St. Pancras Old Church, Wednesday 10th October
London is a city of strange boundaries. Instantly recognisable landmarks give way to nameless hinterlands. Swathes of green rub their backs against scars of rubble. The weird windswept cleanness of a poorer district gives way to the already-tired grime of a newly built transport hub with its rich, bored bustle. The area behind St. Pancras station is typical of these dichotomies. To the north is Camden: bicycles, craft beer, canal-view apartments. To the south-east, the station itself, where men in suits ride push-along scooters worth as much as my family car. And in between is Somers Town, a district that feels as if it has stopped to hold its breath, waiting for a change that is as unavoidable as it is slow-moving. It could be change in the form of gentrification, or it could be degradation. Perhaps neither would be welcome. It’s a place on the cusp, and that’s how it has been for a while.
But between Somers Town’s north-eastern boundary and the combed-out braid of railway tracks that carry the Eurostar trains into the international station is St. Pancras Old Church. It’s one of those little havens that London does so well. A quiet corner, full of its own quiet corners, its small but significant secrets.
It’s fitting, then, that this should be the venue Oly Ralfe has chosen to perform his recent album of piano music, Music From Another Sea. Because it too has its muted secrets. And it is an album that occupies cusps, edgelands: the border between classical music and pop, between our dream worlds and our waking life. Ralfe’s playing examines the fuzziness of those cusps, where one thing bleeds into another, creating patterns of delicate exploratory sound.
The venue is perfect, then. And so too is the way Ralfe has chosen to present his material. The recorded versions are piano vignettes augmented by sparse instrumentation, but for this performance Ralfe has employed an ensemble (brilliantly arranged and conducted by Luke Lewis). The swell of strings and woodwind fills the old building. Nebulous shimmers become heart-swelling bursts, the music takes on a new warmth and a different kind of energy. In effect the added substance acts as a kind of framing device for Ralfe’s playing, highlighting his gift for timing and for a simple but often indescribably beautiful melody.
Those melodies come thick and fast; each track is a considered distillation of subtly different emotions, and most come in at around the three minute mark. Although there are elements of classical music and pop, it’s really neither of those things: the structural looseness and striking individuality of each piece make them feel like dreamed musical artifacts, things captured in mid-flight. At their most orthodox and precise – A Forest In The City or the waltzes On My Train and Lantern Waltz – they sometimes resemble the film music of Yann Tiersen, but the more formally uninhibited pieces are more concerned with mood and feeling, and in this they are surely indebted to Erik Satie. There are moments of transcendence like the longer than average Glider, which utilises something like a post-rock song structure to create a discernible musical narrative, while shorter, sadder pieces like The Swallow Sleeps All Winter are harder to pin down, playing out like melancholic internal monologues.

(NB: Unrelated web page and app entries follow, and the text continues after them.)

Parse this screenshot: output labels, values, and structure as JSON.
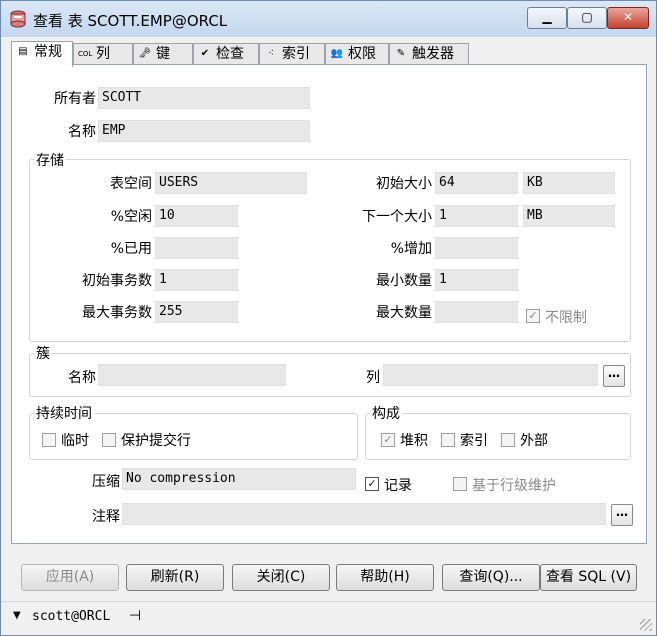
{
  "window": {
    "title": "查看 表 SCOTT.EMP@ORCL",
    "min_glyph": "▁",
    "max_glyph": "▢",
    "close_glyph": "✕"
  },
  "tabs": [
    {
      "label": "常规",
      "icon": "general-icon",
      "glyph": "▤"
    },
    {
      "label": "列",
      "icon": "columns-icon",
      "glyph": "COL"
    },
    {
      "label": "键",
      "icon": "key-icon",
      "glyph": "🗝"
    },
    {
      "label": "检查",
      "icon": "check-icon",
      "glyph": "✔"
    },
    {
      "label": "索引",
      "icon": "index-icon",
      "glyph": "⁖"
    },
    {
      "label": "权限",
      "icon": "users-icon",
      "glyph": "👥"
    },
    {
      "label": "触发器",
      "icon": "trigger-icon",
      "glyph": "✎"
    }
  ],
  "general": {
    "owner_label": "所有者",
    "owner_value": "SCOTT",
    "name_label": "名称",
    "name_value": "EMP"
  },
  "storage": {
    "group_label": "存储",
    "tablespace_label": "表空间",
    "tablespace_value": "USERS",
    "pctfree_label": "%空闲",
    "pctfree_value": "10",
    "pctused_label": "%已用",
    "pctused_value": "",
    "initrans_label": "初始事务数",
    "initrans_value": "1",
    "maxtrans_label": "最大事务数",
    "maxtrans_value": "255",
    "initial_label": "初始大小",
    "initial_value": "64",
    "initial_unit": "KB",
    "next_label": "下一个大小",
    "next_value": "1",
    "next_unit": "MB",
    "pctinc_label": "%增加",
    "pctinc_value": "",
    "minext_label": "最小数量",
    "minext_value": "1",
    "maxext_label": "最大数量",
    "maxext_value": "",
    "unlimited_label": "不限制",
    "unlimited_checked": true
  },
  "cluster": {
    "group_label": "簇",
    "name_label": "名称",
    "name_value": "",
    "columns_label": "列",
    "columns_value": "",
    "browse_glyph": "…"
  },
  "duration": {
    "group_label": "持续时间",
    "temporary_label": "临时",
    "preserve_label": "保护提交行"
  },
  "organization": {
    "group_label": "构成",
    "heap_label": "堆积",
    "heap_checked": true,
    "index_label": "索引",
    "external_label": "外部"
  },
  "compression": {
    "label": "压缩",
    "value": "No compression"
  },
  "logging": {
    "label": "记录",
    "checked": true
  },
  "rowdep": {
    "label": "基于行级维护"
  },
  "comment": {
    "label": "注释",
    "value": "",
    "browse_glyph": "…"
  },
  "buttons": {
    "apply": "应用(A)",
    "refresh": "刷新(R)",
    "close": "关闭(C)",
    "help": "帮助(H)",
    "query": "查询(Q)...",
    "view_sql": "查看 SQL (V)"
  },
  "status": {
    "connection": "scott@ORCL",
    "arrow_glyph": "▼",
    "pin_glyph": "⊣"
  },
  "check_glyph": "✓"
}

The exemplary playing of the ensemble seamlessly blends in with Ralfe’s music, and with the way in which he dictates the mood of every piece. So too do the sounds of the building – the creak of wooden chairs, the clock in the tower, the shuffle and breath of a human audience. The piano by its nature is an instrument that fosters a good deal of extra-musical sound. The pedals knock; the musician’s clothing swashes against the instrument’s wooden body. Ralfe welcomes those minor physical interventions on record, and he welcomes them here. It all adds to the personal nature of the performance, the feeling that secrets are being revealed.

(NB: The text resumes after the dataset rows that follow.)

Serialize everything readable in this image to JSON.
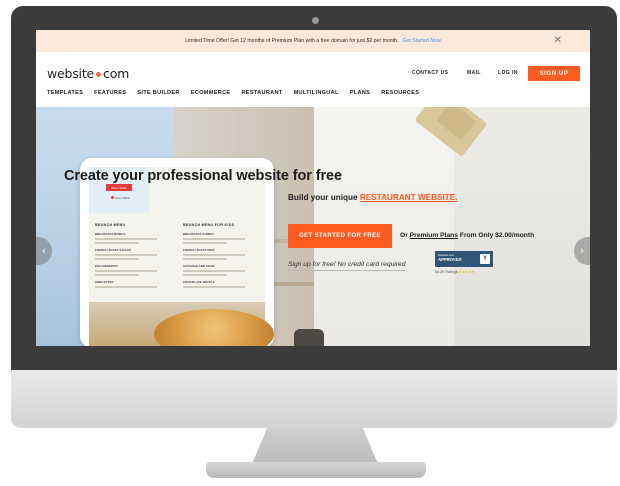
{
  "promo": {
    "text": "Limited Time Offer! Get 12 months of Premium Plan with a free domain for just $2 per month.",
    "link": "Get Started Now",
    "close": "✕"
  },
  "header": {
    "logo_left": "website",
    "logo_right": "com",
    "contact": "CONTACT US",
    "mail": "MAIL",
    "login": "LOG IN",
    "signup": "SIGN UP"
  },
  "nav": [
    "TEMPLATES",
    "FEATURES",
    "SITE BUILDER",
    "ECOMMERCE",
    "RESTAURANT",
    "MULTILINGUAL",
    "PLANS",
    "RESOURCES"
  ],
  "hero": {
    "headline": "Create your professional website for free",
    "sub_prefix": "Build your unique ",
    "sub_accent": "RESTAURANT WEBSITE.",
    "cta": "GET STARTED FOR FREE",
    "premium_prefix": "Or ",
    "premium_link": "Premium Plans",
    "premium_suffix": " From Only $2.00/month",
    "no_credit": "Sign up for free! No credit card required",
    "badge_top": "Website.com",
    "badge_main": "APPROVED",
    "badge_logo": "Y",
    "ratings": "65.2K Ratings",
    "stars": "★★★★★",
    "arrow_left": "‹",
    "arrow_right": "›"
  },
  "tablet": {
    "pill": "Place Order",
    "brand": "OpenTable",
    "menu_left": "BRUNCH MENU",
    "menu_right": "BRUNCH MENU FOR KIDS",
    "items_left": [
      "BREAKFAST BOWLS",
      "FRENCH TOAST & EGGS",
      "EGG BENEDICT",
      "OMELETTES"
    ],
    "items_right": [
      "BREAKFAST COMBO",
      "FRENCH TOAST KIDS",
      "SAUSAGE AND EGGS",
      "CHOCOLATE WAFFLE"
    ]
  }
}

The time of year, of course, adds to the natural theatre of the evening. Even for a heathen like me there is a mysterious comfort in a darkened church in autumn. There is an inclusive, perhaps even conspiratorial appeal to gigs like this, a feeling that the outside world has been suspended for a couple of hours. It’s a good feeling. But it would be misleading to suggest that Ralfe’s music is not engaged with wider issues: indeed the very existence of highly idiosyncratic events like this is a quiet protest against the homogenisation of the music industry and an invitation for us to think more clearly and more creatively about how we consume art.

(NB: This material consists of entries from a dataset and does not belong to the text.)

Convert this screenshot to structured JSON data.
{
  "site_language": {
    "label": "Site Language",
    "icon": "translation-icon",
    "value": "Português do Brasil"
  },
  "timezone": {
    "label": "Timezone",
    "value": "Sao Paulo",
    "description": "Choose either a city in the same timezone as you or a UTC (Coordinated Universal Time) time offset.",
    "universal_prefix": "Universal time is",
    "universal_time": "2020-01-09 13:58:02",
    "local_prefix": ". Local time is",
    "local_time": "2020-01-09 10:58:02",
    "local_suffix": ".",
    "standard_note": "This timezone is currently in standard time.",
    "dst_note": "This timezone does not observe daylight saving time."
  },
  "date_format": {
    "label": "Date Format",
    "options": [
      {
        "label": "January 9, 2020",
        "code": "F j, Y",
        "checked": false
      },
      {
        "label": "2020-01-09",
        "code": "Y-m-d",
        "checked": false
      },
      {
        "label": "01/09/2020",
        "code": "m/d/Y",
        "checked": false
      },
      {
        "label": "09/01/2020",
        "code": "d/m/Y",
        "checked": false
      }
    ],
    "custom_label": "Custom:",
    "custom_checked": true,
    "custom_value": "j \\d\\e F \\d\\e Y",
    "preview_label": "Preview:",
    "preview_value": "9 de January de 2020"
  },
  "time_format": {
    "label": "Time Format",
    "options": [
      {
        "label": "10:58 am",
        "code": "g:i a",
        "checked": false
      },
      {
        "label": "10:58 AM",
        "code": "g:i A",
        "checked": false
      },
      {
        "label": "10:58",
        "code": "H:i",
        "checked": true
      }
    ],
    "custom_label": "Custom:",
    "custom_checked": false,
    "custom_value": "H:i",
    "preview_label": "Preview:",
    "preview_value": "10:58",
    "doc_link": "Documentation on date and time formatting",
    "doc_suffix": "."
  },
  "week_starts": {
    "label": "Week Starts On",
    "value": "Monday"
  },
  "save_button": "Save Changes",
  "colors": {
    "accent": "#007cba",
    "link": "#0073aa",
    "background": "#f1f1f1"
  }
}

The evening’s support act, French singer and accordionist Garance Louis, shares this original, immersive and conversational attitude to live music. Her gutsy, high-energy Francophone songs are given an extra dose of intimacy by her surroundings. The results are approachable but highly accomplished. There is something about the physics of playing the accordion that I have always found impressive – it must be like simultaneously trying to touch-type two different novels while administering CPR to a medium-sized Labrador – and Louis does it with unabashed gusto. Her songs sound both tender and bawdy, a combination of chamber-pop and chanson. Her style seems light year’s away from Ralfe’s, but when she joins him and his ensemble onstage at the end of the night’s performance there is a squaring of the circle that is as satisfying as it is unexpected.